[Stored records]
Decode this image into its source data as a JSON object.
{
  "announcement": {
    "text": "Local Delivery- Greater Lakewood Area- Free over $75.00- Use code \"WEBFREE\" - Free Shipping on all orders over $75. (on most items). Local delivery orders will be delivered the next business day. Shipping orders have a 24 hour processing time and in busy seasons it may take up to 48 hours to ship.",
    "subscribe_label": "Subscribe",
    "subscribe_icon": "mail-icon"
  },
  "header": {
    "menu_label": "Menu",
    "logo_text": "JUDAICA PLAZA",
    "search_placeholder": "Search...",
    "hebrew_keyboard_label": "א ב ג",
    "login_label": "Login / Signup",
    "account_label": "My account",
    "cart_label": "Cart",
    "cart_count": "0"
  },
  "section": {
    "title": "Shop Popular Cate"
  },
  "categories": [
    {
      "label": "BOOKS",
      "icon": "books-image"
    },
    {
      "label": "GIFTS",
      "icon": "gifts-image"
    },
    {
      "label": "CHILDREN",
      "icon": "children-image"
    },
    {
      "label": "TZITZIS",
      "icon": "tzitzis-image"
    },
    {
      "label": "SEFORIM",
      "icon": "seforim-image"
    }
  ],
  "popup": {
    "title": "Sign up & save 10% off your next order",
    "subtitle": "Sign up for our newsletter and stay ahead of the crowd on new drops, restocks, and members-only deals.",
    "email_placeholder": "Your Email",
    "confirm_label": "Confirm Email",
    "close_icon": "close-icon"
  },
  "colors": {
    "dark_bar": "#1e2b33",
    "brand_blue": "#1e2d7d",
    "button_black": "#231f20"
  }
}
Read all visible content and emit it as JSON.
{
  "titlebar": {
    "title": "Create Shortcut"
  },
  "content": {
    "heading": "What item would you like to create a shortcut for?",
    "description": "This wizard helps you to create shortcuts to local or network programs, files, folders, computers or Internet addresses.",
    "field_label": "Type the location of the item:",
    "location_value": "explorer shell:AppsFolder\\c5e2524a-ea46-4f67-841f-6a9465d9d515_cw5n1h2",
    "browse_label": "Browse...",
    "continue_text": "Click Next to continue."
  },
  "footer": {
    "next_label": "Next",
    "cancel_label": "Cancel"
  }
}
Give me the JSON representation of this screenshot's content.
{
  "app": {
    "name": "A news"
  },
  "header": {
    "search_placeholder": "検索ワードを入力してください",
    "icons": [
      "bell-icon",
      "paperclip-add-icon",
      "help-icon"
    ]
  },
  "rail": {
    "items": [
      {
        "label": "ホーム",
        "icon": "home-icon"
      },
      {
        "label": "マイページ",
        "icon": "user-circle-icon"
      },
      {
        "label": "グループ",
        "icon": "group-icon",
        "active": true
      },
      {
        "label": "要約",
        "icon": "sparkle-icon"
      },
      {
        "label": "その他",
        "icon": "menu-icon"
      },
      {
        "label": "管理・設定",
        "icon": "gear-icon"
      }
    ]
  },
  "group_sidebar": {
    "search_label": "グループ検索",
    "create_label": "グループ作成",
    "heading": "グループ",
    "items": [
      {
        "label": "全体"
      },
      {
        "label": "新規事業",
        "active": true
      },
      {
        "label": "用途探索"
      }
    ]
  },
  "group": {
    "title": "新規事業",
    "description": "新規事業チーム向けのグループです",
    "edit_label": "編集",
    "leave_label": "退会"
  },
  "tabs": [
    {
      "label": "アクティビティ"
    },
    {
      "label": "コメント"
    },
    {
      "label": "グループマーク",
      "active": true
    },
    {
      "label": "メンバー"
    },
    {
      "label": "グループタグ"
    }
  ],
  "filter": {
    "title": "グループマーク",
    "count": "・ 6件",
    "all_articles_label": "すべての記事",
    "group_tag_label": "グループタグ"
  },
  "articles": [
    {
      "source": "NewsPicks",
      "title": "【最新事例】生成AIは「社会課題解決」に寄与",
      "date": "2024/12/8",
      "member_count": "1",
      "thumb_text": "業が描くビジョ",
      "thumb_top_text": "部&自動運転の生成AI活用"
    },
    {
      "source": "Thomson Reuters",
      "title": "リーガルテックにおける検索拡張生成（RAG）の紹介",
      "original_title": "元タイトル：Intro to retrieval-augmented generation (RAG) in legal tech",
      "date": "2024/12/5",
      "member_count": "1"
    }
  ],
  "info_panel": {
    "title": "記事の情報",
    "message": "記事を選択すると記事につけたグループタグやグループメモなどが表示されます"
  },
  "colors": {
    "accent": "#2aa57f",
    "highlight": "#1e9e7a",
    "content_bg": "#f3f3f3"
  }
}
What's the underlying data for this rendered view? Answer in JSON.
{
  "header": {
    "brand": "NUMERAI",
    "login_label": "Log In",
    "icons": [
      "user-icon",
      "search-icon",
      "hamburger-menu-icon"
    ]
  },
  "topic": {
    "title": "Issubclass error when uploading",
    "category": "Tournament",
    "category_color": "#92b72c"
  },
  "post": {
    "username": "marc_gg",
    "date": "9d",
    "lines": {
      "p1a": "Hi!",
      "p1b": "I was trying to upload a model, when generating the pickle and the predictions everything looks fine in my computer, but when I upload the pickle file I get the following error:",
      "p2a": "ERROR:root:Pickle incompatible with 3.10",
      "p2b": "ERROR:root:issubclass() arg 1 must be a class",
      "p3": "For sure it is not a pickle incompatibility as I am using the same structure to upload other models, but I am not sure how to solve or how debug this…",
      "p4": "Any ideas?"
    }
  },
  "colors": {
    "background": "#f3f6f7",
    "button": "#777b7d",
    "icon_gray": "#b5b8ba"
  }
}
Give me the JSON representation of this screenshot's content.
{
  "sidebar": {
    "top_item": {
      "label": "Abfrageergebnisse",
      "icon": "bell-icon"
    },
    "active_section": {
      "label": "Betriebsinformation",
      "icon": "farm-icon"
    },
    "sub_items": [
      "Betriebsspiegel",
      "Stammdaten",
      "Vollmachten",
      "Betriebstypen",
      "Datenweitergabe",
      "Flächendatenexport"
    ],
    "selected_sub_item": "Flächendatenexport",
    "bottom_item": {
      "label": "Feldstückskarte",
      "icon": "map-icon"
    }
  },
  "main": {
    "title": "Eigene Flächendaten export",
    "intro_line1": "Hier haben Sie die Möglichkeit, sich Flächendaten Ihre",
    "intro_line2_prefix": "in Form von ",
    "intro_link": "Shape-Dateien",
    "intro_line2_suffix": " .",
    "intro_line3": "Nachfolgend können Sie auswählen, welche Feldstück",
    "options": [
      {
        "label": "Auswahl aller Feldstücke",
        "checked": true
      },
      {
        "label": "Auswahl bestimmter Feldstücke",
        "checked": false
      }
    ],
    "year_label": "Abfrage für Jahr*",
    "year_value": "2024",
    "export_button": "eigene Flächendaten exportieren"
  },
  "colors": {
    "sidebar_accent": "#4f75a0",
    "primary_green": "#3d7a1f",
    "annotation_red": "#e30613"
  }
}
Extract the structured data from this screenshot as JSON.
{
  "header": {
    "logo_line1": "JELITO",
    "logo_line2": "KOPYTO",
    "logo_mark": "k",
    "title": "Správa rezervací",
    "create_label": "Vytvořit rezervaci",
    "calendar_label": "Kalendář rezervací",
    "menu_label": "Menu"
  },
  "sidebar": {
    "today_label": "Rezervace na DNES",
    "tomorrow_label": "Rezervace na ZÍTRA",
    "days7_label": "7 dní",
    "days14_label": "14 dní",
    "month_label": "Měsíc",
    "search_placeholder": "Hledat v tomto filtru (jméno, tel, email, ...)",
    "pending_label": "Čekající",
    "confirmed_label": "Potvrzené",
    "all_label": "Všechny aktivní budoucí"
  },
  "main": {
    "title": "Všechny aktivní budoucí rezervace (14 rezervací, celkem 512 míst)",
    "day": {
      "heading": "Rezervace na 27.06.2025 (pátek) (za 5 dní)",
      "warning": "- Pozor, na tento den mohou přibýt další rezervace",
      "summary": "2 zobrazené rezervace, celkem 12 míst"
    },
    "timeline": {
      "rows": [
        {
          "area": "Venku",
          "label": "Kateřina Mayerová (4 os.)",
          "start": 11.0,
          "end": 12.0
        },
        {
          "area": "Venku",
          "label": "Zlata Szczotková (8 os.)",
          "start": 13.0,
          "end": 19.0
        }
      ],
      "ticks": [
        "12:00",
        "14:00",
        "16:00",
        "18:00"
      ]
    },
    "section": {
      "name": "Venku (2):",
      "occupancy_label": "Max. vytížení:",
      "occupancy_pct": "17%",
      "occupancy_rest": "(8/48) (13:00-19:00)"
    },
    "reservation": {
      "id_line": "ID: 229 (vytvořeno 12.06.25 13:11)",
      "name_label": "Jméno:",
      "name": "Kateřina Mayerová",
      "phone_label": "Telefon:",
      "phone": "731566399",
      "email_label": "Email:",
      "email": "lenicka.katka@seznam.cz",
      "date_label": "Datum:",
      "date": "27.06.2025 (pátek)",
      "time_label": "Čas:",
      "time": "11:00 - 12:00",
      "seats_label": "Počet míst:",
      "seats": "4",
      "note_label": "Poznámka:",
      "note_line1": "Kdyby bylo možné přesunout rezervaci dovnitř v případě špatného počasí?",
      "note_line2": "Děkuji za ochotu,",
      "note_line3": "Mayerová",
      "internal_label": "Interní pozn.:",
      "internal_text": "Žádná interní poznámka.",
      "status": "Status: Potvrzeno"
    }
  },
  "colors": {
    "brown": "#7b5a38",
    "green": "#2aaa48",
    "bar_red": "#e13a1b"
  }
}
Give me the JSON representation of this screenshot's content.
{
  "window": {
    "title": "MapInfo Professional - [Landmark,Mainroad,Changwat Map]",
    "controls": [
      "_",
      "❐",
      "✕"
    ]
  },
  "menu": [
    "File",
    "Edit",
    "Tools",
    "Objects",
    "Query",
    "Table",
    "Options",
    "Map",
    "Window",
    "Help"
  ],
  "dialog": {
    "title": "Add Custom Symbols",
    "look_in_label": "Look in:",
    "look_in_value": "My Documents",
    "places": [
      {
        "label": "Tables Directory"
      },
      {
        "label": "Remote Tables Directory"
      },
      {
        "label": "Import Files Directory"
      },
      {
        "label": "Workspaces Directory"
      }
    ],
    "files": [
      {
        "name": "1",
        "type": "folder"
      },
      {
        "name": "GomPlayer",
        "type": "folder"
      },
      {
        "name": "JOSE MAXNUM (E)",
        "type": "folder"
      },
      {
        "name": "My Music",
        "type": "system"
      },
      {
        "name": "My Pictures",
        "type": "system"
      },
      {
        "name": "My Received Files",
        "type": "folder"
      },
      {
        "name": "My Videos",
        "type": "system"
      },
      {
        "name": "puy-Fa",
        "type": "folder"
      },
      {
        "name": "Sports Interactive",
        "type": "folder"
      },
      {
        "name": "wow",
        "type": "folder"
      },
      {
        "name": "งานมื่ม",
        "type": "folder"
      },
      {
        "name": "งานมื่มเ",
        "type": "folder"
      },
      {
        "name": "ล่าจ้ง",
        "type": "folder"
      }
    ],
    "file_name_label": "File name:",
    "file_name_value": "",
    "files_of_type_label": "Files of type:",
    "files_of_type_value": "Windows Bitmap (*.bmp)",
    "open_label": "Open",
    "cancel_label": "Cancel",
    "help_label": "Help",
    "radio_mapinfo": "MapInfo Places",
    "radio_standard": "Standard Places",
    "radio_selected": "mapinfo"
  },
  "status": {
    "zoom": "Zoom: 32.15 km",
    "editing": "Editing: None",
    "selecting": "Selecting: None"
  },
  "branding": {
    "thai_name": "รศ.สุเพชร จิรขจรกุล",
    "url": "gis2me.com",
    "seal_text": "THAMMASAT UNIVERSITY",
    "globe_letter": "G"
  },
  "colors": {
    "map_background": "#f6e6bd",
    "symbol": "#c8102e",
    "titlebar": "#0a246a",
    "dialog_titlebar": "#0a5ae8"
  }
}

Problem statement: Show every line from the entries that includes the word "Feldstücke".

Answer to this exercise:
        "label": "Auswahl aller Feldstücke",
        "label": "Auswahl bestimmter Feldstücke",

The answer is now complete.